_What needs to be done_.
Copy all the entries word for word, but omit the pictures.

[Interface dataset entries]
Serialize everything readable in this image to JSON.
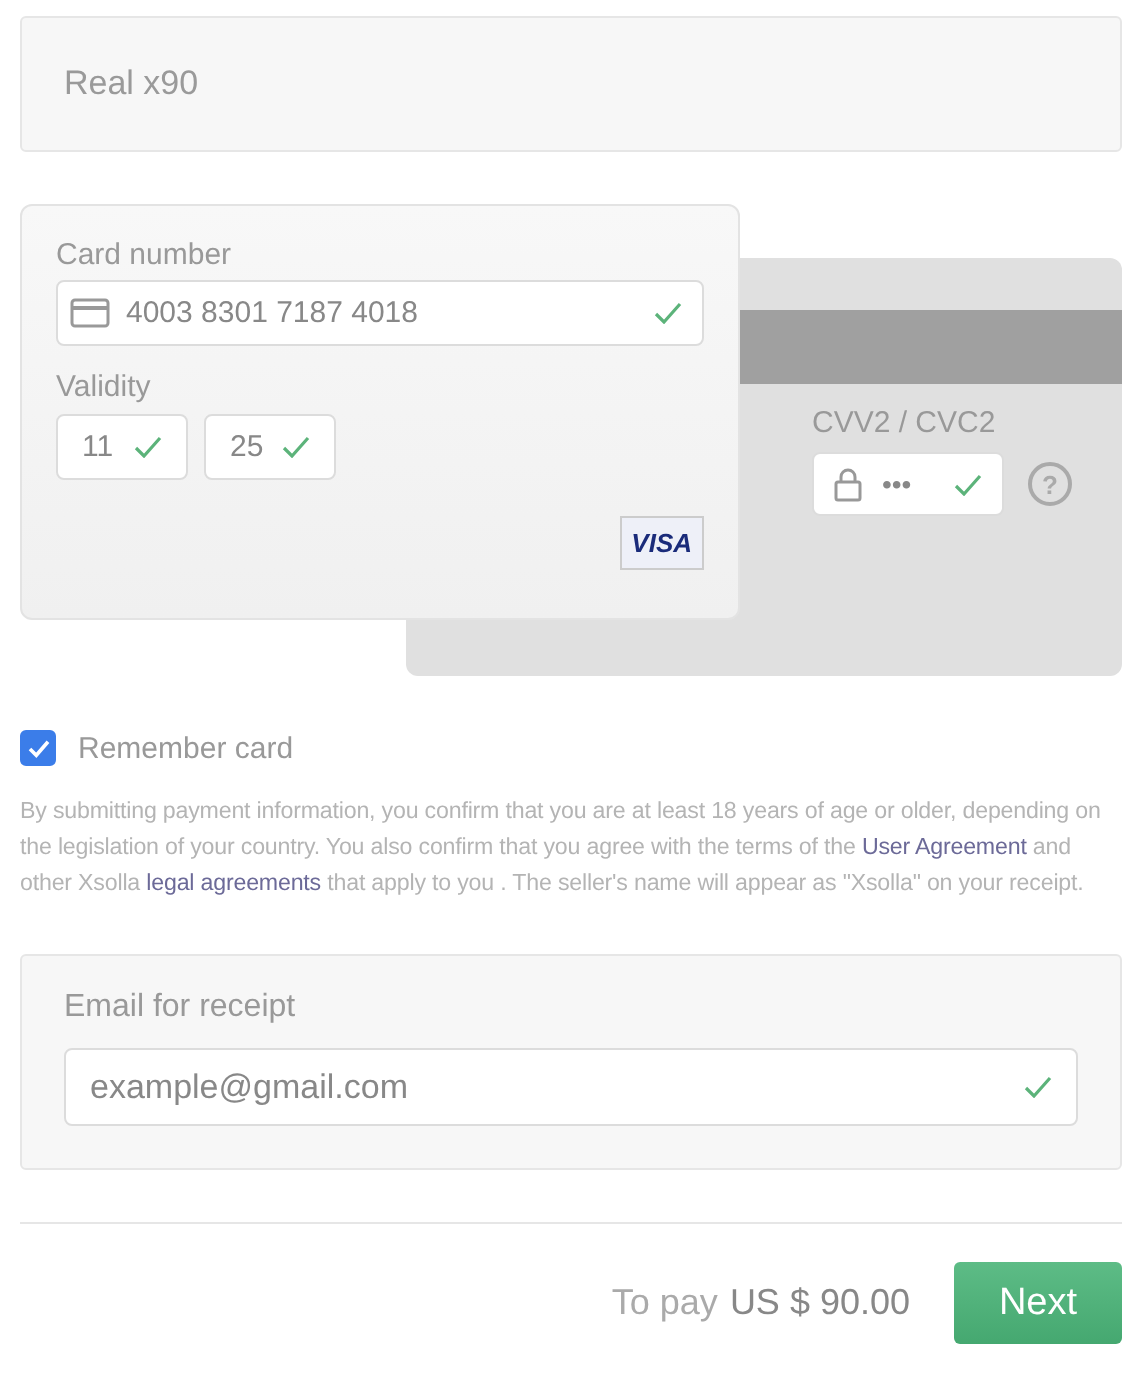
{
  "product": {
    "title": "Real x90"
  },
  "card": {
    "number_label": "Card number",
    "number": "4003 8301 7187 4018",
    "number_valid": true,
    "validity_label": "Validity",
    "validity": [
      {
        "value": "11",
        "valid": true
      },
      {
        "value": "25",
        "valid": true
      }
    ],
    "brand": "VISA",
    "cvv_label": "CVV2 / CVC2",
    "cvv": "•••",
    "cvv_valid": true,
    "help": "?"
  },
  "remember": {
    "label": "Remember card",
    "checked": true
  },
  "consent": [
    {
      "kind": "text",
      "text": "By submitting payment information, you confirm that you are at least 18 years of age or older, depending on the legislation of your country. You also confirm that you agree with the terms of the "
    },
    {
      "kind": "link",
      "text": "User Agreement"
    },
    {
      "kind": "text",
      "text": " and other Xsolla "
    },
    {
      "kind": "link",
      "text": "legal agreements"
    },
    {
      "kind": "text",
      "text": " that apply to you . The seller's name will appear as \"Xsolla\" on your receipt."
    }
  ],
  "email": {
    "label": "Email for receipt",
    "value": "example@gmail.com",
    "valid": true
  },
  "footer": {
    "to_pay_label": "To pay",
    "amount": "US $ 90.00",
    "button": "Next"
  }
}
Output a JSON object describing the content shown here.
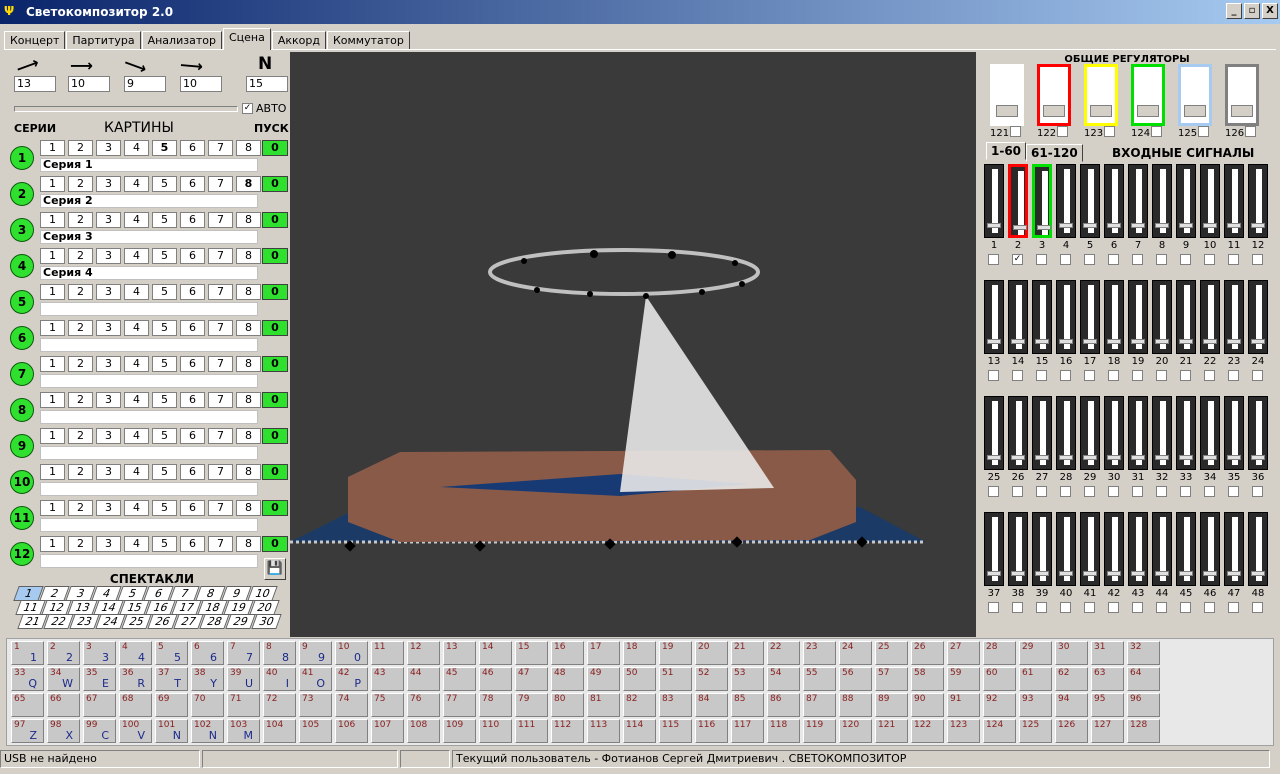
{
  "window": {
    "title": "Светокомпозитор 2.0",
    "min": "_",
    "max": "▫",
    "close": "X"
  },
  "tabs": [
    "Концерт",
    "Партитура",
    "Анализатор",
    "Сцена",
    "Аккорд",
    "Коммутатор"
  ],
  "active_tab": "Сцена",
  "arrows": {
    "values": [
      "13",
      "10",
      "9",
      "10"
    ],
    "n_label": "N",
    "n_value": "15",
    "auto_label": "АВТО",
    "auto_checked": true
  },
  "series_panel": {
    "col_series": "СЕРИИ",
    "col_pictures": "КАРТИНЫ",
    "col_start": "ПУСК",
    "buttons": [
      "1",
      "2",
      "3",
      "4",
      "5",
      "6",
      "7",
      "8"
    ],
    "rows": [
      {
        "num": "1",
        "name": "Серия 1",
        "go": "0",
        "bold": "5"
      },
      {
        "num": "2",
        "name": "Серия 2",
        "go": "0",
        "bold": "8"
      },
      {
        "num": "3",
        "name": "Серия 3",
        "go": "0",
        "bold": ""
      },
      {
        "num": "4",
        "name": "Серия 4",
        "go": "0",
        "bold": ""
      },
      {
        "num": "5",
        "name": "",
        "go": "0",
        "bold": ""
      },
      {
        "num": "6",
        "name": "",
        "go": "0",
        "bold": ""
      },
      {
        "num": "7",
        "name": "",
        "go": "0",
        "bold": ""
      },
      {
        "num": "8",
        "name": "",
        "go": "0",
        "bold": ""
      },
      {
        "num": "9",
        "name": "",
        "go": "0",
        "bold": ""
      },
      {
        "num": "10",
        "name": "",
        "go": "0",
        "bold": ""
      },
      {
        "num": "11",
        "name": "",
        "go": "0",
        "bold": ""
      },
      {
        "num": "12",
        "name": "",
        "go": "0",
        "bold": ""
      }
    ]
  },
  "spectacles": {
    "title": "СПЕКТАКЛИ",
    "selected": "1",
    "rows": [
      [
        "1",
        "2",
        "3",
        "4",
        "5",
        "6",
        "7",
        "8",
        "9",
        "10"
      ],
      [
        "11",
        "12",
        "13",
        "14",
        "15",
        "16",
        "17",
        "18",
        "19",
        "20"
      ],
      [
        "21",
        "22",
        "23",
        "24",
        "25",
        "26",
        "27",
        "28",
        "29",
        "30"
      ]
    ]
  },
  "general": {
    "title": "ОБЩИЕ РЕГУЛЯТОРЫ",
    "faders": [
      {
        "num": "121",
        "color": "#ffffff"
      },
      {
        "num": "122",
        "color": "#ff0000"
      },
      {
        "num": "123",
        "color": "#ffff00"
      },
      {
        "num": "124",
        "color": "#00e000"
      },
      {
        "num": "125",
        "color": "#a6caf0"
      },
      {
        "num": "126",
        "color": "#808080"
      }
    ]
  },
  "inputs": {
    "tabs": [
      "1-60",
      "61-120"
    ],
    "title": "ВХОДНЫЕ СИГНАЛЫ",
    "checked": [
      "2"
    ],
    "rows": [
      [
        "1",
        "2",
        "3",
        "4",
        "5",
        "6",
        "7",
        "8",
        "9",
        "10",
        "11",
        "12"
      ],
      [
        "13",
        "14",
        "15",
        "16",
        "17",
        "18",
        "19",
        "20",
        "21",
        "22",
        "23",
        "24"
      ],
      [
        "25",
        "26",
        "27",
        "28",
        "29",
        "30",
        "31",
        "32",
        "33",
        "34",
        "35",
        "36"
      ],
      [
        "37",
        "38",
        "39",
        "40",
        "41",
        "42",
        "43",
        "44",
        "45",
        "46",
        "47",
        "48"
      ]
    ],
    "highlight": {
      "2": "#ff0000",
      "3": "#00e000"
    }
  },
  "keypad_letters": {
    "1": "1",
    "2": "2",
    "3": "3",
    "4": "4",
    "5": "5",
    "6": "6",
    "7": "7",
    "8": "8",
    "9": "9",
    "10": "0",
    "33": "Q",
    "34": "W",
    "35": "E",
    "36": "R",
    "37": "T",
    "38": "Y",
    "39": "U",
    "40": "I",
    "41": "O",
    "42": "P",
    "97": "Z",
    "98": "X",
    "99": "C",
    "100": "V",
    "101": "N",
    "102": "N",
    "103": "M"
  },
  "status": {
    "usb": "USB не найдено",
    "user": "Текущий пользователь - Фотианов Сергей Дмитриевич . СВЕТОКОМПОЗИТОР"
  }
}
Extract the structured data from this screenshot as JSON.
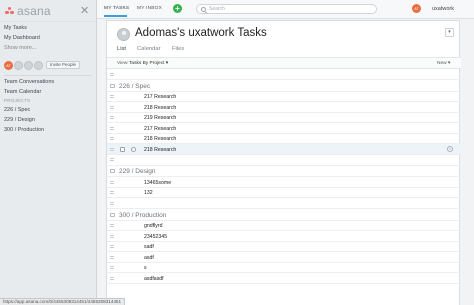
{
  "sidebar": {
    "logo_text": "asana",
    "nav": [
      "My Tasks",
      "My Dashboard",
      "Show more..."
    ],
    "team": {
      "avatar": "AT",
      "invite_label": "Invite People"
    },
    "links": [
      "Team Conversations",
      "Team Calendar"
    ],
    "projects_header": "PROJECTS",
    "projects": [
      "226 / Spec",
      "229 / Design",
      "300 / Production"
    ]
  },
  "topbar": {
    "tabs": [
      "MY TASKS",
      "MY INBOX"
    ],
    "add_symbol": "+",
    "search_placeholder": "Search",
    "user_avatar": "AT",
    "user_name": "uxatwork"
  },
  "panel": {
    "title": "Adomas's uxatwork Tasks",
    "dropdown_symbol": "▾",
    "tabs": [
      "List",
      "Calendar",
      "Files"
    ],
    "view_label": "View:",
    "view_value": "Tasks By Project ▾",
    "new_label": "New ▾"
  },
  "sections": [
    {
      "name": "226 / Spec",
      "tasks": [
        "217 Research",
        "218 Research",
        "219 Research",
        "217 Research",
        "218 Research",
        "218 Research"
      ],
      "highlighted_index": 5
    },
    {
      "name": "229 / Design",
      "tasks": [
        "13465some",
        "132"
      ]
    },
    {
      "name": "300 / Production",
      "tasks": [
        "gndflyrd",
        "23452345",
        "sadf",
        "asdf",
        "s",
        "asdfasdf"
      ]
    }
  ],
  "row_arrow": "›",
  "statusbar": {
    "url": "https://app.asana.com/0/4455308314451/4455308314451"
  },
  "colors": {
    "accent_blue": "#3c9fdc",
    "add_green": "#35b24b",
    "avatar_orange": "#ea6d3f",
    "logo_coral": "#f06a6a"
  }
}
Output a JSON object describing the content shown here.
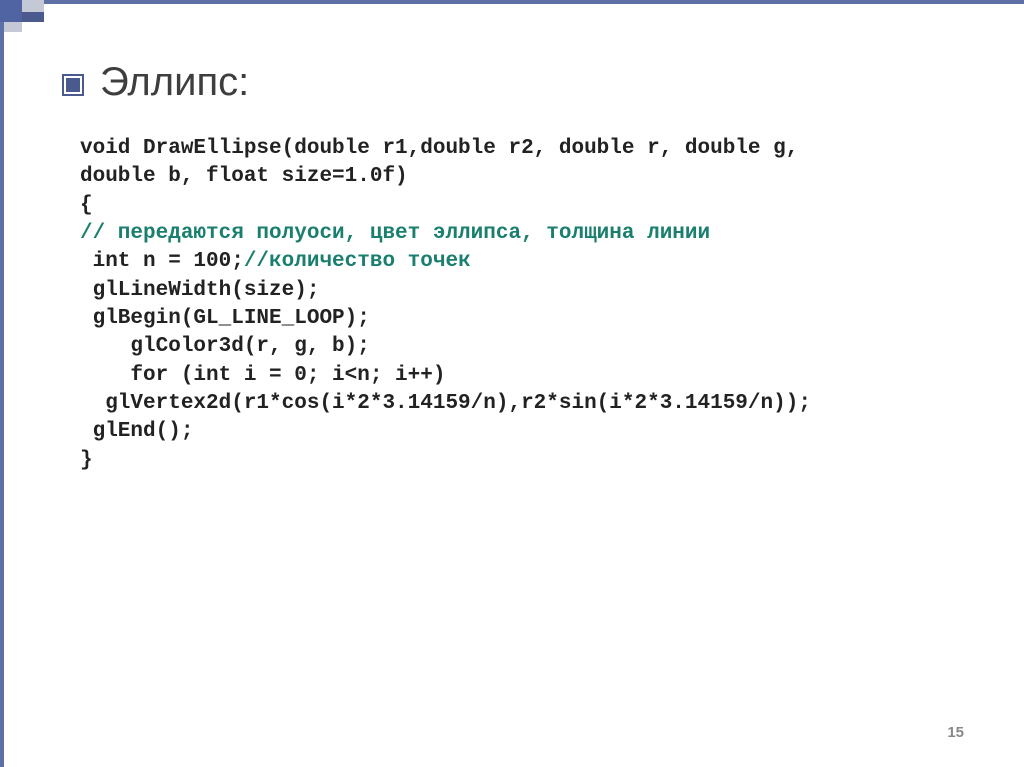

_Response for this exercise_.
Serialize everything readable in this image to JSON.
{
  "product": {
    "title": "Real x90"
  },
  "card": {
    "number_label": "Card number",
    "number": "4003 8301 7187 4018",
    "number_valid": true,
    "validity_label": "Validity",
    "validity": [
      {
        "value": "11",
        "valid": true
      },
      {
        "value": "25",
        "valid": true
      }
    ],
    "brand": "VISA",
    "cvv_label": "CVV2 / CVC2",
    "cvv": "•••",
    "cvv_valid": true,
    "help": "?"
  },
  "remember": {
    "label": "Remember card",
    "checked": true
  },
  "consent": [
    {
      "kind": "text",
      "text": "By submitting payment information, you confirm that you are at least 18 years of age or older, depending on the legislation of your country. You also confirm that you agree with the terms of the "
    },
    {
      "kind": "link",
      "text": "User Agreement"
    },
    {
      "kind": "text",
      "text": " and other Xsolla "
    },
    {
      "kind": "link",
      "text": "legal agreements"
    },
    {
      "kind": "text",
      "text": " that apply to you . The seller's name will appear as \"Xsolla\" on your receipt."
    }
  ],
  "email": {
    "label": "Email for receipt",
    "value": "example@gmail.com",
    "valid": true
  },
  "footer": {
    "to_pay_label": "To pay",
    "amount": "US $ 90.00",
    "button": "Next"
  }
}
Output a JSON object describing the content shown here.
{
  "window": {
    "title": "Светокомпозитор 2.0",
    "min": "_",
    "max": "▫",
    "close": "X"
  },
  "tabs": [
    "Концерт",
    "Партитура",
    "Анализатор",
    "Сцена",
    "Аккорд",
    "Коммутатор"
  ],
  "active_tab": "Сцена",
  "arrows": {
    "values": [
      "13",
      "10",
      "9",
      "10"
    ],
    "n_label": "N",
    "n_value": "15",
    "auto_label": "АВТО",
    "auto_checked": true
  },
  "series_panel": {
    "col_series": "СЕРИИ",
    "col_pictures": "КАРТИНЫ",
    "col_start": "ПУСК",
    "buttons": [
      "1",
      "2",
      "3",
      "4",
      "5",
      "6",
      "7",
      "8"
    ],
    "rows": [
      {
        "num": "1",
        "name": "Серия 1",
        "go": "0",
        "bold": "5"
      },
      {
        "num": "2",
        "name": "Серия 2",
        "go": "0",
        "bold": "8"
      },
      {
        "num": "3",
        "name": "Серия 3",
        "go": "0",
        "bold": ""
      },
      {
        "num": "4",
        "name": "Серия 4",
        "go": "0",
        "bold": ""
      },
      {
        "num": "5",
        "name": "",
        "go": "0",
        "bold": ""
      },
      {
        "num": "6",
        "name": "",
        "go": "0",
        "bold": ""
      },
      {
        "num": "7",
        "name": "",
        "go": "0",
        "bold": ""
      },
      {
        "num": "8",
        "name": "",
        "go": "0",
        "bold": ""
      },
      {
        "num": "9",
        "name": "",
        "go": "0",
        "bold": ""
      },
      {
        "num": "10",
        "name": "",
        "go": "0",
        "bold": ""
      },
      {
        "num": "11",
        "name": "",
        "go": "0",
        "bold": ""
      },
      {
        "num": "12",
        "name": "",
        "go": "0",
        "bold": ""
      }
    ]
  },
  "spectacles": {
    "title": "СПЕКТАКЛИ",
    "selected": "1",
    "rows": [
      [
        "1",
        "2",
        "3",
        "4",
        "5",
        "6",
        "7",
        "8",
        "9",
        "10"
      ],
      [
        "11",
        "12",
        "13",
        "14",
        "15",
        "16",
        "17",
        "18",
        "19",
        "20"
      ],
      [
        "21",
        "22",
        "23",
        "24",
        "25",
        "26",
        "27",
        "28",
        "29",
        "30"
      ]
    ]
  },
  "general": {
    "title": "ОБЩИЕ РЕГУЛЯТОРЫ",
    "faders": [
      {
        "num": "121",
        "color": "#ffffff"
      },
      {
        "num": "122",
        "color": "#ff0000"
      },
      {
        "num": "123",
        "color": "#ffff00"
      },
      {
        "num": "124",
        "color": "#00e000"
      },
      {
        "num": "125",
        "color": "#a6caf0"
      },
      {
        "num": "126",
        "color": "#808080"
      }
    ]
  },
  "inputs": {
    "tabs": [
      "1-60",
      "61-120"
    ],
    "title": "ВХОДНЫЕ СИГНАЛЫ",
    "checked": [
      "2"
    ],
    "rows": [
      [
        "1",
        "2",
        "3",
        "4",
        "5",
        "6",
        "7",
        "8",
        "9",
        "10",
        "11",
        "12"
      ],
      [
        "13",
        "14",
        "15",
        "16",
        "17",
        "18",
        "19",
        "20",
        "21",
        "22",
        "23",
        "24"
      ],
      [
        "25",
        "26",
        "27",
        "28",
        "29",
        "30",
        "31",
        "32",
        "33",
        "34",
        "35",
        "36"
      ],
      [
        "37",
        "38",
        "39",
        "40",
        "41",
        "42",
        "43",
        "44",
        "45",
        "46",
        "47",
        "48"
      ]
    ],
    "highlight": {
      "2": "#ff0000",
      "3": "#00e000"
    }
  },
  "keypad_letters": {
    "1": "1",
    "2": "2",
    "3": "3",
    "4": "4",
    "5": "5",
    "6": "6",
    "7": "7",
    "8": "8",
    "9": "9",
    "10": "0",
    "33": "Q",
    "34": "W",
    "35": "E",
    "36": "R",
    "37": "T",
    "38": "Y",
    "39": "U",
    "40": "I",
    "41": "O",
    "42": "P",
    "97": "Z",
    "98": "X",
    "99": "C",
    "100": "V",
    "101": "N",
    "102": "N",
    "103": "M"
  },
  "status": {
    "usb": "USB не найдено",
    "user": "Текущий пользователь - Фотианов Сергей Дмитриевич . СВЕТОКОМПОЗИТОР"
  }
}
Extract the structured data from this screenshot as JSON.
{
  "sidebar": {
    "logo_text": "asana",
    "nav": [
      "My Tasks",
      "My Dashboard",
      "Show more..."
    ],
    "team": {
      "avatar": "AT",
      "invite_label": "Invite People"
    },
    "links": [
      "Team Conversations",
      "Team Calendar"
    ],
    "projects_header": "PROJECTS",
    "projects": [
      "226 / Spec",
      "229 / Design",
      "300 / Production"
    ]
  },
  "topbar": {
    "tabs": [
      "MY TASKS",
      "MY INBOX"
    ],
    "add_symbol": "+",
    "search_placeholder": "Search",
    "user_avatar": "AT",
    "user_name": "uxatwork"
  },
  "panel": {
    "title": "Adomas's uxatwork Tasks",
    "dropdown_symbol": "▾",
    "tabs": [
      "List",
      "Calendar",
      "Files"
    ],
    "view_label": "View:",
    "view_value": "Tasks By Project ▾",
    "new_label": "New ▾"
  },
  "sections": [
    {
      "name": "226 / Spec",
      "tasks": [
        "217 Research",
        "218 Research",
        "219 Research",
        "217 Research",
        "218 Research",
        "218 Research"
      ],
      "highlighted_index": 5
    },
    {
      "name": "229 / Design",
      "tasks": [
        "13465some",
        "132"
      ]
    },
    {
      "name": "300 / Production",
      "tasks": [
        "gndflyrd",
        "23452345",
        "sadf",
        "asdf",
        "s",
        "asdfasdf"
      ]
    }
  ],
  "row_arrow": "›",
  "statusbar": {
    "url": "https://app.asana.com/0/4455308314451/4455308314451"
  },
  "colors": {
    "accent_blue": "#3c9fdc",
    "add_green": "#35b24b",
    "avatar_orange": "#ea6d3f",
    "logo_coral": "#f06a6a"
  }
}
Output a JSON object describing the content shown here.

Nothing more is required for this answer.